**What you need to do**
The required answer is a copy of each line in the entries below that includes "device".
□ □ □
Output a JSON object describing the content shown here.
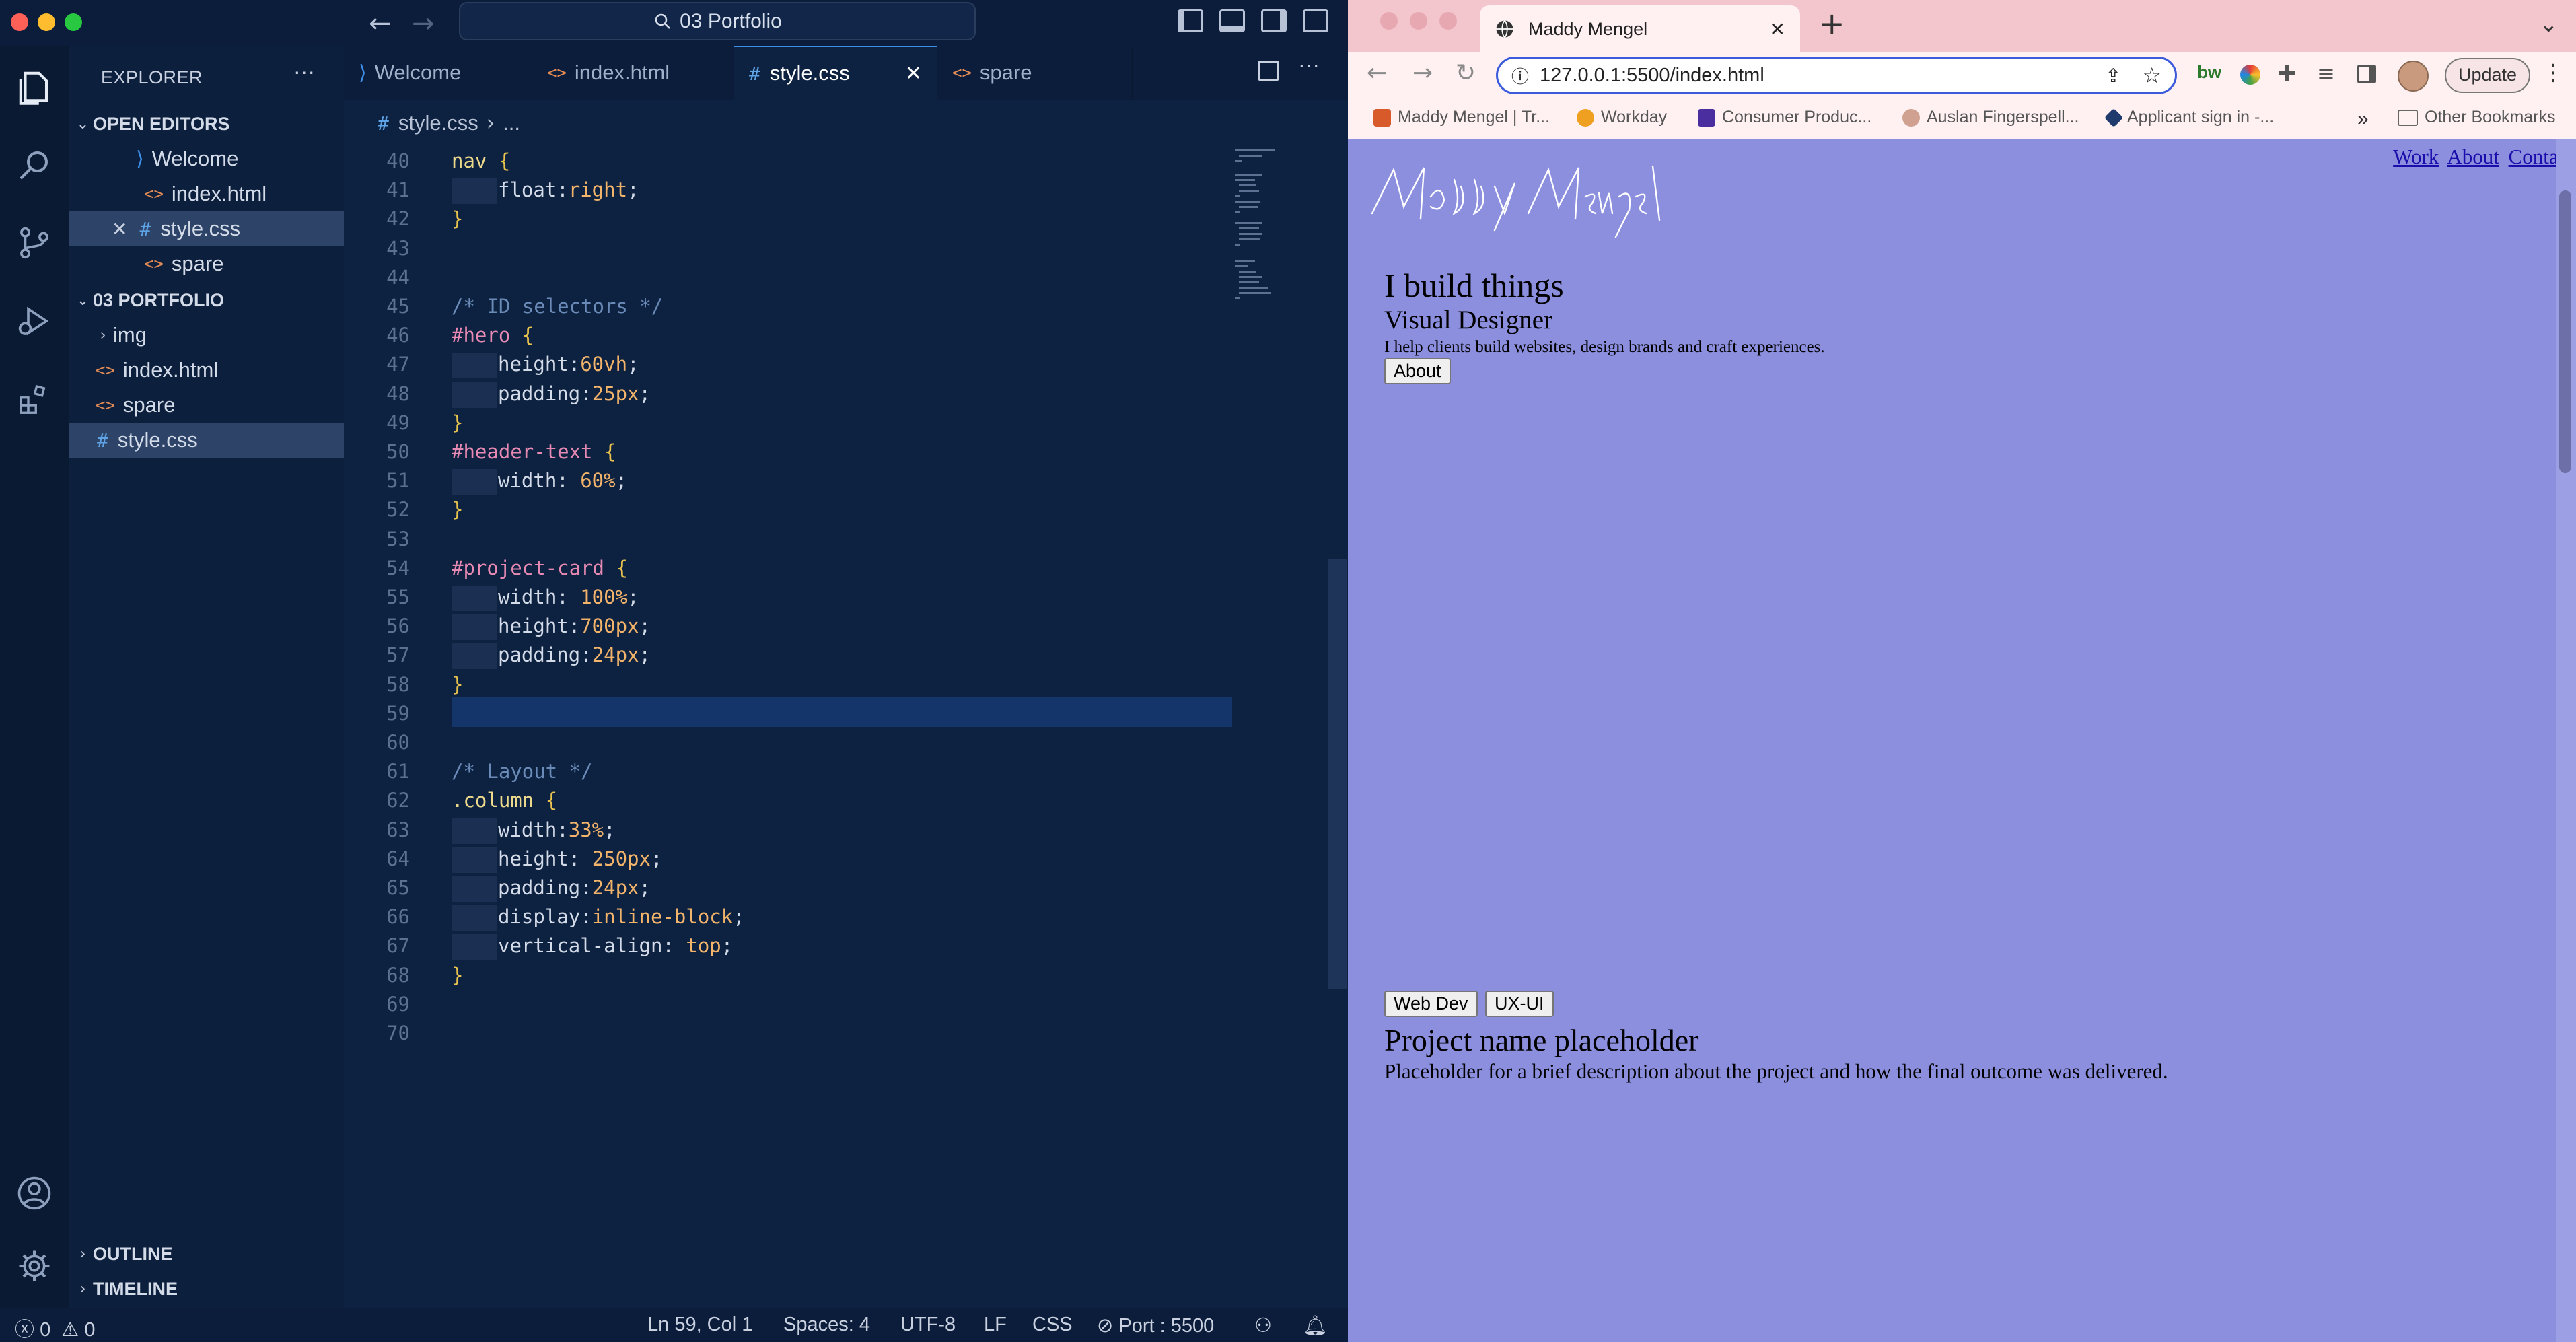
{
  "vscode": {
    "title": "03 Portfolio",
    "explorer_label": "EXPLORER",
    "open_editors_label": "OPEN EDITORS",
    "open_editors": [
      "Welcome",
      "index.html",
      "style.css",
      "spare"
    ],
    "project_label": "03 PORTFOLIO",
    "project_items": [
      "img",
      "index.html",
      "spare",
      "style.css"
    ],
    "outline_label": "OUTLINE",
    "timeline_label": "TIMELINE",
    "tabs": [
      "Welcome",
      "index.html",
      "style.css",
      "spare"
    ],
    "active_tab": "style.css",
    "breadcrumb_file": "style.css",
    "breadcrumb_more": "...",
    "code_lines": [
      {
        "n": "40",
        "parts": [
          {
            "c": "c-sel",
            "t": "nav "
          },
          {
            "c": "c-br",
            "t": "{"
          }
        ]
      },
      {
        "n": "41",
        "ind": 1,
        "parts": [
          {
            "c": "c-prop",
            "t": "float:"
          },
          {
            "c": "c-val",
            "t": "right"
          },
          {
            "c": "c-prop",
            "t": ";"
          }
        ]
      },
      {
        "n": "42",
        "parts": [
          {
            "c": "c-br",
            "t": "}"
          }
        ]
      },
      {
        "n": "43",
        "parts": []
      },
      {
        "n": "44",
        "parts": []
      },
      {
        "n": "45",
        "parts": [
          {
            "c": "c-cmt",
            "t": "/* ID selectors */"
          }
        ]
      },
      {
        "n": "46",
        "parts": [
          {
            "c": "c-id",
            "t": "#hero "
          },
          {
            "c": "c-br",
            "t": "{"
          }
        ]
      },
      {
        "n": "47",
        "ind": 1,
        "parts": [
          {
            "c": "c-prop",
            "t": "height:"
          },
          {
            "c": "c-num",
            "t": "60vh"
          },
          {
            "c": "c-prop",
            "t": ";"
          }
        ]
      },
      {
        "n": "48",
        "ind": 1,
        "parts": [
          {
            "c": "c-prop",
            "t": "padding:"
          },
          {
            "c": "c-num",
            "t": "25px"
          },
          {
            "c": "c-prop",
            "t": ";"
          }
        ]
      },
      {
        "n": "49",
        "parts": [
          {
            "c": "c-br",
            "t": "}"
          }
        ]
      },
      {
        "n": "50",
        "parts": [
          {
            "c": "c-id",
            "t": "#header-text "
          },
          {
            "c": "c-br",
            "t": "{"
          }
        ]
      },
      {
        "n": "51",
        "ind": 1,
        "parts": [
          {
            "c": "c-prop",
            "t": "width: "
          },
          {
            "c": "c-num",
            "t": "60%"
          },
          {
            "c": "c-prop",
            "t": ";"
          }
        ]
      },
      {
        "n": "52",
        "parts": [
          {
            "c": "c-br",
            "t": "}"
          }
        ]
      },
      {
        "n": "53",
        "parts": []
      },
      {
        "n": "54",
        "parts": [
          {
            "c": "c-id",
            "t": "#project-card "
          },
          {
            "c": "c-br",
            "t": "{"
          }
        ]
      },
      {
        "n": "55",
        "ind": 1,
        "parts": [
          {
            "c": "c-prop",
            "t": "width: "
          },
          {
            "c": "c-num",
            "t": "100%"
          },
          {
            "c": "c-prop",
            "t": ";"
          }
        ]
      },
      {
        "n": "56",
        "ind": 1,
        "parts": [
          {
            "c": "c-prop",
            "t": "height:"
          },
          {
            "c": "c-num",
            "t": "700px"
          },
          {
            "c": "c-prop",
            "t": ";"
          }
        ]
      },
      {
        "n": "57",
        "ind": 1,
        "parts": [
          {
            "c": "c-prop",
            "t": "padding:"
          },
          {
            "c": "c-num",
            "t": "24px"
          },
          {
            "c": "c-prop",
            "t": ";"
          }
        ]
      },
      {
        "n": "58",
        "parts": [
          {
            "c": "c-br",
            "t": "}"
          }
        ]
      },
      {
        "n": "59",
        "parts": []
      },
      {
        "n": "60",
        "parts": []
      },
      {
        "n": "61",
        "parts": [
          {
            "c": "c-cmt",
            "t": "/* Layout */"
          }
        ]
      },
      {
        "n": "62",
        "parts": [
          {
            "c": "c-sel",
            "t": ".column "
          },
          {
            "c": "c-br",
            "t": "{"
          }
        ]
      },
      {
        "n": "63",
        "ind": 1,
        "parts": [
          {
            "c": "c-prop",
            "t": "width:"
          },
          {
            "c": "c-num",
            "t": "33%"
          },
          {
            "c": "c-prop",
            "t": ";"
          }
        ]
      },
      {
        "n": "64",
        "ind": 1,
        "parts": [
          {
            "c": "c-prop",
            "t": "height: "
          },
          {
            "c": "c-num",
            "t": "250px"
          },
          {
            "c": "c-prop",
            "t": ";"
          }
        ]
      },
      {
        "n": "65",
        "ind": 1,
        "parts": [
          {
            "c": "c-prop",
            "t": "padding:"
          },
          {
            "c": "c-num",
            "t": "24px"
          },
          {
            "c": "c-prop",
            "t": ";"
          }
        ]
      },
      {
        "n": "66",
        "ind": 1,
        "parts": [
          {
            "c": "c-prop",
            "t": "display:"
          },
          {
            "c": "c-val",
            "t": "inline-block"
          },
          {
            "c": "c-prop",
            "t": ";"
          }
        ]
      },
      {
        "n": "67",
        "ind": 1,
        "parts": [
          {
            "c": "c-prop",
            "t": "vertical-align: "
          },
          {
            "c": "c-val",
            "t": "top"
          },
          {
            "c": "c-prop",
            "t": ";"
          }
        ]
      },
      {
        "n": "68",
        "parts": [
          {
            "c": "c-br",
            "t": "}"
          }
        ]
      },
      {
        "n": "69",
        "parts": []
      },
      {
        "n": "70",
        "parts": []
      }
    ],
    "status": {
      "errors": "0",
      "warnings": "0",
      "position": "Ln 59, Col 1",
      "spaces": "Spaces: 4",
      "encoding": "UTF-8",
      "eol": "LF",
      "language": "CSS",
      "port": "Port : 5500"
    }
  },
  "browser": {
    "tab_title": "Maddy Mengel",
    "url": "127.0.0.1:5500/index.html",
    "update_label": "Update",
    "bookmarks": [
      "Maddy Mengel | Tr...",
      "Workday",
      "Consumer Produc...",
      "Auslan Fingerspell...",
      "Applicant sign in -..."
    ],
    "bookmarks_more": "»",
    "other_bookmarks": "Other Bookmarks",
    "page": {
      "logo": "Maddy Mengel",
      "nav": [
        "Work",
        "About",
        "Contact"
      ],
      "h1": "I build things",
      "h2": "Visual Designer",
      "tagline": "I help clients build websites, design brands and craft experiences.",
      "about_button": "About",
      "tags": [
        "Web Dev",
        "UX-UI"
      ],
      "project_title": "Project name placeholder",
      "project_desc": "Placeholder for a brief description about the project and how the final outcome was delivered."
    },
    "colors": {
      "page_bg": "#8c8fde",
      "tabstrip": "#f3c5cc"
    }
  }
}
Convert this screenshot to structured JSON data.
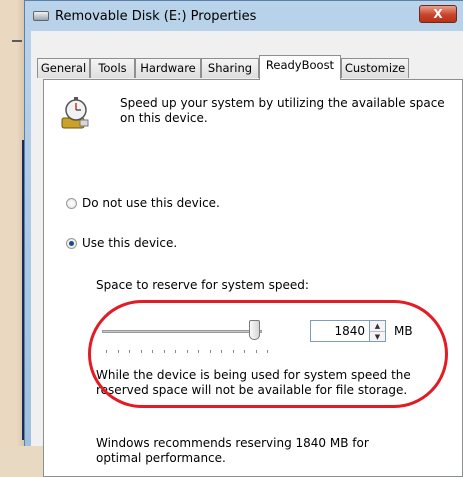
{
  "window": {
    "title": "Removable Disk (E:) Properties",
    "close_glyph": "X"
  },
  "tabs": [
    {
      "label": "General"
    },
    {
      "label": "Tools"
    },
    {
      "label": "Hardware"
    },
    {
      "label": "Sharing"
    },
    {
      "label": "ReadyBoost"
    },
    {
      "label": "Customize"
    }
  ],
  "active_tab": "ReadyBoost",
  "readyboost": {
    "description": "Speed up your system by utilizing the available space on this device.",
    "option_do_not_use": "Do not use this device.",
    "option_use": "Use this device.",
    "selected_option": "use",
    "reserve_label": "Space to reserve for system speed:",
    "reserve_value": "1840",
    "reserve_unit": "MB",
    "reserve_warning": "While the device is being used for system speed the reserved space will not be available for file storage.",
    "recommendation": "Windows recommends reserving 1840 MB for optimal performance.",
    "slider_level_fraction": 0.92
  },
  "colors": {
    "highlight_ring": "#e21b24",
    "titlebar": "#b9d3ea"
  },
  "icons": {
    "title": "removable-disk-icon",
    "feature": "readyboost-stopwatch-icon"
  }
}
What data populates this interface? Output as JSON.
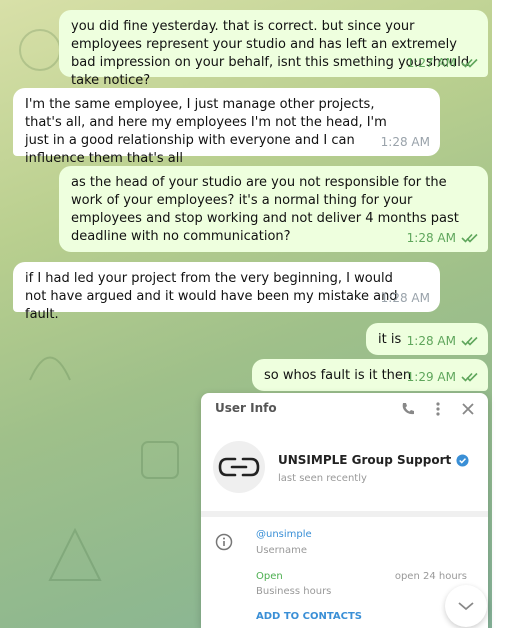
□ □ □
**Answer for the task**
    "description": "Speed up your system by utilizing the available space on this device.",
    "option_do_not_use": "Do not use this device.",
    "option_use": "Use this device.",
    "reserve_warning": "While the device is being used for system speed the reserved space will not be available for file storage.",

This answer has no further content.